Insight Editions released their latest poster book last month, and this time it was a collection of WWE pay-per-view posters in a book dubbed “The Ultimate WWE Poster Collection.”
Back in November, I reviewed my first Insight Editions poster book (Destiny) and came away impressed with it. This WWE one is really no exception. If you’ve seen one of Insight’s poster books before, then you know the kind of quality you can expect.
The posters are fairly big, measuring 15.9 x 11.9 x 0.4 inches. They’re on high quality paper, easily removable, and thus perfect for framing if that’s what you want to do with them. There’s 20 pages here, and the posters are double-sided so there are 40 posters in all.
These are mostly pay-per-view posters, but there are some that aren’t. For example, the first poster in the book is a cool black and white drawing of Andre the Giant towering over a city (you can see it below). There’s even a Sting poster straight out of the pages of an old WCW Magazine.
For me, the coolest poster in the book is the Royal Rumble 1992 cartoon poster. That’s art as far as I’m concerned, and it’s the only one that I’d personally frame and hang somewhere.
What I don’t understand though is the selection process for including these posters.

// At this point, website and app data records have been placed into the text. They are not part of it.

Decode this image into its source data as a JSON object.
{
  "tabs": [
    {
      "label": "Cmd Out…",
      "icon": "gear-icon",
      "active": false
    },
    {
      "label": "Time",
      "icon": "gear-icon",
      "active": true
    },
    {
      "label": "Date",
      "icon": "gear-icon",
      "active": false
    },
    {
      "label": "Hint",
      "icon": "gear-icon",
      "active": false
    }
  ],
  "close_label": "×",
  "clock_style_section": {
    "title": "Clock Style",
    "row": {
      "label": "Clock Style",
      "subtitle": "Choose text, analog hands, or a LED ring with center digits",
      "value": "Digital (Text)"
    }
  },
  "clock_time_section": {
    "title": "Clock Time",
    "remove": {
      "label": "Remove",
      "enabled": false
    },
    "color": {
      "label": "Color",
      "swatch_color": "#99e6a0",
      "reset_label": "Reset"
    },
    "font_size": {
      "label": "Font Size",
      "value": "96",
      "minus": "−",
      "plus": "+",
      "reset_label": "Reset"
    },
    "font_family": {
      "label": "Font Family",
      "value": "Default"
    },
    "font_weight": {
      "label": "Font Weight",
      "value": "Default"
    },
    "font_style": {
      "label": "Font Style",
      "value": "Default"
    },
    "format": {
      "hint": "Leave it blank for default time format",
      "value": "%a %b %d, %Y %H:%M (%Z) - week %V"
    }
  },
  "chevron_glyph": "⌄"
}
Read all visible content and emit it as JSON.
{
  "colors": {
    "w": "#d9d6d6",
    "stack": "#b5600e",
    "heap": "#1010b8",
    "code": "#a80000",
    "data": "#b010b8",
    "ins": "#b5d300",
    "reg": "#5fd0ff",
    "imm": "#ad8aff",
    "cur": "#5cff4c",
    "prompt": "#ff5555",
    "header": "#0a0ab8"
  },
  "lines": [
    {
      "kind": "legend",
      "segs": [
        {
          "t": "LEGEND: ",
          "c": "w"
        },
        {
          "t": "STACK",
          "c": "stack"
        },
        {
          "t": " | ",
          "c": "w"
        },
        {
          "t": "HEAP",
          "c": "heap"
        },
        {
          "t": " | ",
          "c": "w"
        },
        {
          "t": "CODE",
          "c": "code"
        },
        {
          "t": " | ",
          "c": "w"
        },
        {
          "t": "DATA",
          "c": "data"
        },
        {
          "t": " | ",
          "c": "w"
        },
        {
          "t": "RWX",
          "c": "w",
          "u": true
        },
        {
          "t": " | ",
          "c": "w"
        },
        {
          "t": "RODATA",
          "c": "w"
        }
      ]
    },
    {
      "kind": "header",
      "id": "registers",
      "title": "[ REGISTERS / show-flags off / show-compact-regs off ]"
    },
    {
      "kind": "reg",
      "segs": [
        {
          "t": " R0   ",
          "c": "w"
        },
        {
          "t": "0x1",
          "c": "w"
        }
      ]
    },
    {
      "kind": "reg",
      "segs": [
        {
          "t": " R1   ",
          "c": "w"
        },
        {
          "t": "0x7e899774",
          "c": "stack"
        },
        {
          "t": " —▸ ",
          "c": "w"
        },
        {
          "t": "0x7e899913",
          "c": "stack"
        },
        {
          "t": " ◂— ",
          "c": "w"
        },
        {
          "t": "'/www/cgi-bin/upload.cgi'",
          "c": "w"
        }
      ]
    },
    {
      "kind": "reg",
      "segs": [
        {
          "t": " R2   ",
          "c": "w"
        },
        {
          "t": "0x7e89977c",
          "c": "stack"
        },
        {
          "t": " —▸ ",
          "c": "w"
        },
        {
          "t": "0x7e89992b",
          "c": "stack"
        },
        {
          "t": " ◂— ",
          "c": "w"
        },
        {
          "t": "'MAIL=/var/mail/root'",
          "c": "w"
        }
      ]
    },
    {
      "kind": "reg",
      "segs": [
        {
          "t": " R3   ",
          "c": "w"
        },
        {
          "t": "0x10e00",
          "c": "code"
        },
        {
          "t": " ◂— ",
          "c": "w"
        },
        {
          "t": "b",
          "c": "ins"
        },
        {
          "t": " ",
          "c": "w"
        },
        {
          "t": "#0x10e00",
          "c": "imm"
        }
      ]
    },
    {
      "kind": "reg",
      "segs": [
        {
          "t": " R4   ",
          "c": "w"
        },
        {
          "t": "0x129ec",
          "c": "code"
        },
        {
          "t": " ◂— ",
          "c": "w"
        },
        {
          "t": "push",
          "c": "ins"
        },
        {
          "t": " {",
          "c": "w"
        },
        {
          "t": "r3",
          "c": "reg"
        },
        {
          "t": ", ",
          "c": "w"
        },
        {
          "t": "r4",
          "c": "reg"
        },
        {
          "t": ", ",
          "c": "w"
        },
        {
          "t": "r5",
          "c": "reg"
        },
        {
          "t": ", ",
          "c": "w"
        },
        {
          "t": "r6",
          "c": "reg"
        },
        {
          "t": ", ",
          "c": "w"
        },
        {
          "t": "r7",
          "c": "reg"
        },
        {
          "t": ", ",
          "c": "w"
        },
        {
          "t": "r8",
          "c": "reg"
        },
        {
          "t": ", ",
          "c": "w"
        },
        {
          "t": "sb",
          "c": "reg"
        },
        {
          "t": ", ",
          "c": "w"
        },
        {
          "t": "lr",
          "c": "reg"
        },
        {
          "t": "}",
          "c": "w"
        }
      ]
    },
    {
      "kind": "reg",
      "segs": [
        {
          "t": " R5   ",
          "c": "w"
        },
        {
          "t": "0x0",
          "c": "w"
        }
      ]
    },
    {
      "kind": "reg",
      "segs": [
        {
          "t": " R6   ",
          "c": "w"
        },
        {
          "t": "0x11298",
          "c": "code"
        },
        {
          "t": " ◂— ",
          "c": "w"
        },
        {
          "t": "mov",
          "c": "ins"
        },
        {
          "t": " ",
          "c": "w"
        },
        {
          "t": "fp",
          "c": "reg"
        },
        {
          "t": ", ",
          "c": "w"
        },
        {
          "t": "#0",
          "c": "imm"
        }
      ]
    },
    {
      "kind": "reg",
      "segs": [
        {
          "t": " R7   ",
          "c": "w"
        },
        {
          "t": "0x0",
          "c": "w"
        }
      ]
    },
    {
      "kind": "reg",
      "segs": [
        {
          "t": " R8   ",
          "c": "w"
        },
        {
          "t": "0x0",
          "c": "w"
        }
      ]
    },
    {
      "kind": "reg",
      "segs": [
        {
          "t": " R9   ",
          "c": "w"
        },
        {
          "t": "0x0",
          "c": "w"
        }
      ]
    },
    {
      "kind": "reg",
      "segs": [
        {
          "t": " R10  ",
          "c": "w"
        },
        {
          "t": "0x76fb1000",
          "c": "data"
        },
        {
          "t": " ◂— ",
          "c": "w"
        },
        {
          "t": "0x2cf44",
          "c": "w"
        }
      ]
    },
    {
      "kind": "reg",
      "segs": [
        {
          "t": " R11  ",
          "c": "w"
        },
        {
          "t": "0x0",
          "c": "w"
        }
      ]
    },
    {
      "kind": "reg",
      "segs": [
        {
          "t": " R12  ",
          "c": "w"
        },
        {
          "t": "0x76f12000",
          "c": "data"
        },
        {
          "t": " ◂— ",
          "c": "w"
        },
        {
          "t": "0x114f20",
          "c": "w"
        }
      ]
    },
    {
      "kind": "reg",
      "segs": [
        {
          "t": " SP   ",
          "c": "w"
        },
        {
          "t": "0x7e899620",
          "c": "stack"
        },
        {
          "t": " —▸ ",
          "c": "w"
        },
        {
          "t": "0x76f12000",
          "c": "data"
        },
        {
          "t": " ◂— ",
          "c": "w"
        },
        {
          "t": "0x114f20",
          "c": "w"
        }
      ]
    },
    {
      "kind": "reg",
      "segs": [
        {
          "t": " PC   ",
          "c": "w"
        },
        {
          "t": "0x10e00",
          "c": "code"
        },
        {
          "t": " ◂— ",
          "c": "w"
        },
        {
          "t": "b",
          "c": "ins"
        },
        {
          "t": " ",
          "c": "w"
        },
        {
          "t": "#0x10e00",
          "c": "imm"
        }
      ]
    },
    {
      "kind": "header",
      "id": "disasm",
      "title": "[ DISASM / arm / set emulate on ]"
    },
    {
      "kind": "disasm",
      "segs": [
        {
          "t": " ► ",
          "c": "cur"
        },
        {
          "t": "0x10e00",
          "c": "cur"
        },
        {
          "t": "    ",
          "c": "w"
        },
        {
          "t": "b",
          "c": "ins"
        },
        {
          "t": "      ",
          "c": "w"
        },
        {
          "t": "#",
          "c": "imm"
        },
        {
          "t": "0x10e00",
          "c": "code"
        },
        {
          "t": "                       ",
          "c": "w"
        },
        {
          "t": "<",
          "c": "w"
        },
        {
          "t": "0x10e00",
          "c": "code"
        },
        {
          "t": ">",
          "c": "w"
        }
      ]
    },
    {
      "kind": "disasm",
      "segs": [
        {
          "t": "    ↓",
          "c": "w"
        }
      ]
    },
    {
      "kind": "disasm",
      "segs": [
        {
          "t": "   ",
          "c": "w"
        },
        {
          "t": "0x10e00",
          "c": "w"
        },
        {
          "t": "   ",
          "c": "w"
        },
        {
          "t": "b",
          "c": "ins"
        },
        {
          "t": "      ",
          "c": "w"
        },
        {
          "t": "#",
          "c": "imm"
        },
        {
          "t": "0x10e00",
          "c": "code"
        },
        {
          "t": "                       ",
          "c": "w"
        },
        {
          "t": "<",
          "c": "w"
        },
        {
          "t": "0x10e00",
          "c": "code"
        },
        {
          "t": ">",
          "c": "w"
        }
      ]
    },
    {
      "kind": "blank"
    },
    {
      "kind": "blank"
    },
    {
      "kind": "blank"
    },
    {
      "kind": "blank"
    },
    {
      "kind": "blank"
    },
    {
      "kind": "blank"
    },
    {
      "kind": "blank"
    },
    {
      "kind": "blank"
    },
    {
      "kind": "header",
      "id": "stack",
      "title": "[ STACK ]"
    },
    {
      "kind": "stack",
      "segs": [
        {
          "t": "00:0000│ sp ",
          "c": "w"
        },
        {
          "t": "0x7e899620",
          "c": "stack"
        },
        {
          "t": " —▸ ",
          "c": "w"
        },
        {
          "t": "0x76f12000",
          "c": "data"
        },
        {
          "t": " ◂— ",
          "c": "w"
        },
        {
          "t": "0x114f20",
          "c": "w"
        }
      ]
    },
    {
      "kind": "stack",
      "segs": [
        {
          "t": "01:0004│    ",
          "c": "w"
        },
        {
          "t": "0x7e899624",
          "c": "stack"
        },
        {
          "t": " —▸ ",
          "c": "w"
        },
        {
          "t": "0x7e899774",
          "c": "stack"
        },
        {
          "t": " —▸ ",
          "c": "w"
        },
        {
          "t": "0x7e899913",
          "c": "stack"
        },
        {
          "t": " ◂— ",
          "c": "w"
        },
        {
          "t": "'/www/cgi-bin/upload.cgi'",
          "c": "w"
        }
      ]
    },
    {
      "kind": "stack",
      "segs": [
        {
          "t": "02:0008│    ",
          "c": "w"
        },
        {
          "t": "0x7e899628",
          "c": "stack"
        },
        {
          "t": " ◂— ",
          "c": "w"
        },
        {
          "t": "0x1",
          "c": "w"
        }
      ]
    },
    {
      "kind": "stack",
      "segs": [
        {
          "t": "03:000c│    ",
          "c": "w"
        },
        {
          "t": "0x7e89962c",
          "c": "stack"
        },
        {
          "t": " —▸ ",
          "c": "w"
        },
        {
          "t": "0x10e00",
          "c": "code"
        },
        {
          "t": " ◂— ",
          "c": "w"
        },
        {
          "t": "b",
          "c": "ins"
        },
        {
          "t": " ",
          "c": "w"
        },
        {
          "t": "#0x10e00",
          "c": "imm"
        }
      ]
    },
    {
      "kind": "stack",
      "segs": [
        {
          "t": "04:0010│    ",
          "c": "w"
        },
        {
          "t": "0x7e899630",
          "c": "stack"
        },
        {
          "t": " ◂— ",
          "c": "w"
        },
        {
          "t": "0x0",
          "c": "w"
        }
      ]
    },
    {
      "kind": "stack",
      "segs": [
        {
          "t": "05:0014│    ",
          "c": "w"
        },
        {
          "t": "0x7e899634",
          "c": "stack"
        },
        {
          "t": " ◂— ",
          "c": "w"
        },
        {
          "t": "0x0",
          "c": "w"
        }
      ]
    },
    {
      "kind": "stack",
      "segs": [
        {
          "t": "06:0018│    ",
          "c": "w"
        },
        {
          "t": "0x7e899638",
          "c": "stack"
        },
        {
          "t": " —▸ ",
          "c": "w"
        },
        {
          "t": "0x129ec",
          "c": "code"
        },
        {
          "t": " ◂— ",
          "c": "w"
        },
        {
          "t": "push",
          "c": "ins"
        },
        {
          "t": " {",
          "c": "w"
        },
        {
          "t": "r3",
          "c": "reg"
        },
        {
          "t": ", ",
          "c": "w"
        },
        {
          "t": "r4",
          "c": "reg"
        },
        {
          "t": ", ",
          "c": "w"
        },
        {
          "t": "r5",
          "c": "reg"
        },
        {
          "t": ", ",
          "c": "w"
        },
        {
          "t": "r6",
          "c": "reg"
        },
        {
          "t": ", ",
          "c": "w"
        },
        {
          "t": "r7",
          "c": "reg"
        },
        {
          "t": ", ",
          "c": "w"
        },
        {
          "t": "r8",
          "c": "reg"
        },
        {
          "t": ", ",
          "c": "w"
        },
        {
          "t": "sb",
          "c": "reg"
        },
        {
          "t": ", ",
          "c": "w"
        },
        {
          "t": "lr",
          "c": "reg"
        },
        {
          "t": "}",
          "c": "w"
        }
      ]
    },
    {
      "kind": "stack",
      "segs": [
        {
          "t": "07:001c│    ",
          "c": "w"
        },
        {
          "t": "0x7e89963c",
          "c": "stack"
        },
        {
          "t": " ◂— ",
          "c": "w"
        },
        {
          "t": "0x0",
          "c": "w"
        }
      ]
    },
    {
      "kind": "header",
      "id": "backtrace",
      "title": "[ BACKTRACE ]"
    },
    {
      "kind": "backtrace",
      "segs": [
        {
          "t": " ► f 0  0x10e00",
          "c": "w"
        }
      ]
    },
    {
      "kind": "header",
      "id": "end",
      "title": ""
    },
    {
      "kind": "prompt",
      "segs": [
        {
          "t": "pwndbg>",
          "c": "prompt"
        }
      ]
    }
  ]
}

They’re largely PPV ones, but WWE has had a lot of great posters over the years and the vast majority of them are no where to be seen here. Skipped over in favor of some generic ones. The collection starts with some late 80’s and early 90’s, a couple of Attitude Era posters, and then skips right to the mid 2000’s to present.
The only really good modern poster included is the No Way Out 2012 poster featuring AJ Lee and Daniel Bryan, which you can see below. Mark Henry yelling, Chris Jericho pushing a button, and John Cena staring off into the distance do not make good posters.
You can’t fault Insight for that, after all it was WWE who created the posters (and knowing WWE, likely picked the ones they wanted in this collection). But it is rather lackluster given WWE’s history of having some really great and clever posters, especially PPV posters. I would have likely to have seen more diversity in the time periods, rather than mostly modern day PPV posters which have largely been rather generic save for a few here and there.
If you’re considering this book, it’s retail price is $25. If you want to actually hang these posters somewhere, I’d say there’s only a handful even worthy of it and thus it isn’t worth $25. But if you like to collect wrestling items and will leave these posters in the book (as I will do), then I can see spending the money on it. It is a good quality poster book with some cool posters in it.
The Ultimate WWE Poster Collection gets a three out of five: GOOD.
* Book provided by the publisher for review.